He and his wife has seen the beggar wander around Saigon streets for a year now, Bennet said, adding that “reliable sources” have said that he is a thief and drug addict.
Bennet’s video has sparked arguments between people not wanting to be harsh on someone down on his luck and others angry about his actions spoiling the image of Westerners.
Expats outraged as American man begs on Saigon streets
Mark Johnson, a rehabilitated offender and former drug user, an author and the founder of the charity User Voice, wrote in the Guardian: “It’s OK by me if a homeless person spends my money on drink or drugs. When I was homeless I found it very hard to beg, but people who did give me money were preventing a crime, because the money meant I didn’t have to steal in order to eat or to feed my addiction.
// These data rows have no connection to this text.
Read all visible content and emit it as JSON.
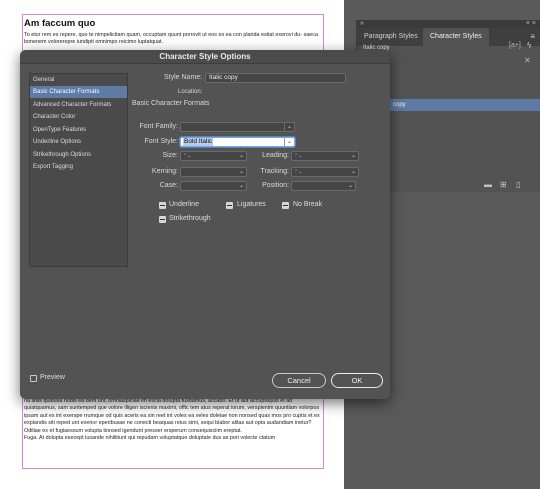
{
  "document": {
    "heading": "Am faccum quo",
    "para_top": "To etur rem es repere, quo te nimpelictiam quam, occuptam quunt porrovit ut eos es ea con planda estiat exerovi du- saeca bonenem volorerepre iundipit omnimpo reicimo luptatquat.",
    "para_bottom_1": "ria sitiis quibusa nobis ea derit unt, omniaspiciae im escia dolupta tusdamus, accabo. Et ut aut accuptaquis et ad quiatquamus, sam suntemped que volore illigen iscienis maximi, offic tem atus reperat iorum, verspienim quuntiam volorpos ipsam aut es int exerspe rrumque od quis aceris ea sin reet int voles ea veles doleiae non nonsed quas mos pro cuptis et ex explandis siti reped unt exerior eperibusae ne conecti beaquas reius simi, sequi blabor alitas aut opta audandiam inetur?",
    "para_bottom_2": "Odiliae ex et fugiaessum volupta tionsed igendunt presser ersperum consequisciim ereptat.",
    "para_bottom_3": "Fuga. At dolupta esecept iusande nihilitiunt qui repudam voluptatque doluptate dus as pori volecte ctatum"
  },
  "panel": {
    "tab_paragraph": "Paragraph Styles",
    "tab_character": "Character Styles",
    "menu_icon": "≡",
    "current_style_partial": "Italic copy",
    "selected_item_partial": "copy",
    "bracket_icon": "[a+]",
    "flash_icon": "ϟ"
  },
  "dialog": {
    "title": "Character Style Options",
    "categories": [
      "General",
      "Basic Character Formats",
      "Advanced Character Formats",
      "Character Color",
      "OpenType Features",
      "Underline Options",
      "Strikethrough Options",
      "Export Tagging"
    ],
    "selected_category": "Basic Character Formats",
    "style_name_label": "Style Name:",
    "style_name_value": "Italic copy",
    "location_label": "Location:",
    "section_title": "Basic Character Formats",
    "font_family_label": "Font Family:",
    "font_family_value": "",
    "font_style_label": "Font Style:",
    "font_style_value": "Bold Italic",
    "size_label": "Size:",
    "leading_label": "Leading:",
    "kerning_label": "Kerning:",
    "tracking_label": "Tracking:",
    "case_label": "Case:",
    "position_label": "Position:",
    "checkboxes": {
      "underline": "Underline",
      "ligatures": "Ligatures",
      "no_break": "No Break",
      "strikethrough": "Strikethrough"
    },
    "preview_label": "Preview",
    "cancel_label": "Cancel",
    "ok_label": "OK"
  }
}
“And, frankly, it’s none of your business where an addict is on his journey. If your money funds the final hit, accept that the person would rather be dead. If your act of kindness makes him wake up the next morning and decide to change his life, that’s nice but not your business either.”
The plot thickens
Kucharski speaks and understands Vietnamese well, people around him say, and anyone is able to converse with him in the language.
When asked about the harsh criticism that he has attracted on social media of late, he kept silent and bowed his head.
A Facebook photo shows Chris Kucharski sitting on a street corner with a piece of paper seeking help in English and Vietnamese. This picture was taken in downtown Saigon in August 2017.
A 57-year-old street vendor on Dien Bien Phu Street who asked to remain anonymous said that Kucharski has been standing there for nearly four months from 1 p.m. to around 10 p.m. every day.
“The foreign man, who looks clean and wears branded clothes, is a professional beggar. He has an ‘assistant’ who pretends to roam around the street to watch out police and camera.
Sometimes, the accomplice walks up and gives the beggar some cigarettes. “I sit and sell things every day, there’s nothing I cannot see,” the hawker said.
Several days ago, Tran Quang Hai, a guard working for a company on Dien Bien Phu Street, asked Kucharski to leave the place, irritated and angered by the foreigner “taking advantage of the kindness of Vietnamese people.” A heated quarrel broke out and Hai threatened to call police to arrest him. After this, Kucharski did not show up for a few days, but returned later, locals said.
An acquaintance who also wanted to remain unnamed said she’s heard he has at least another child.
She’d also understood that “the mothers are very good people.”
While one of his friends said “I don’t know how anyone can help unless Chris wants to get clean,” another was a bit more hopeful.
She said: “He’s quite intelligent. I am sure Chris will sort himself out.”
- Where are the new great American fashion brands?
- Golf is life for this proud Alabama father of three budding pros
- US aids its energy companies to boost engagement with Vietnam
- Vietnam War posters become souvenirs
- My Family’s Life Inside and Outside America’s Racial Categories
- American Factory’ is first Netflix project endorsed by Obamas
- Podcast Profiles: Josh Hyde of American Filmmaker
- State fair to host North American draft horse finals
- AMERICAN DREAM REVEALS OPENING CELEBRATIONS
- Ross Hammond and the American Primitive Network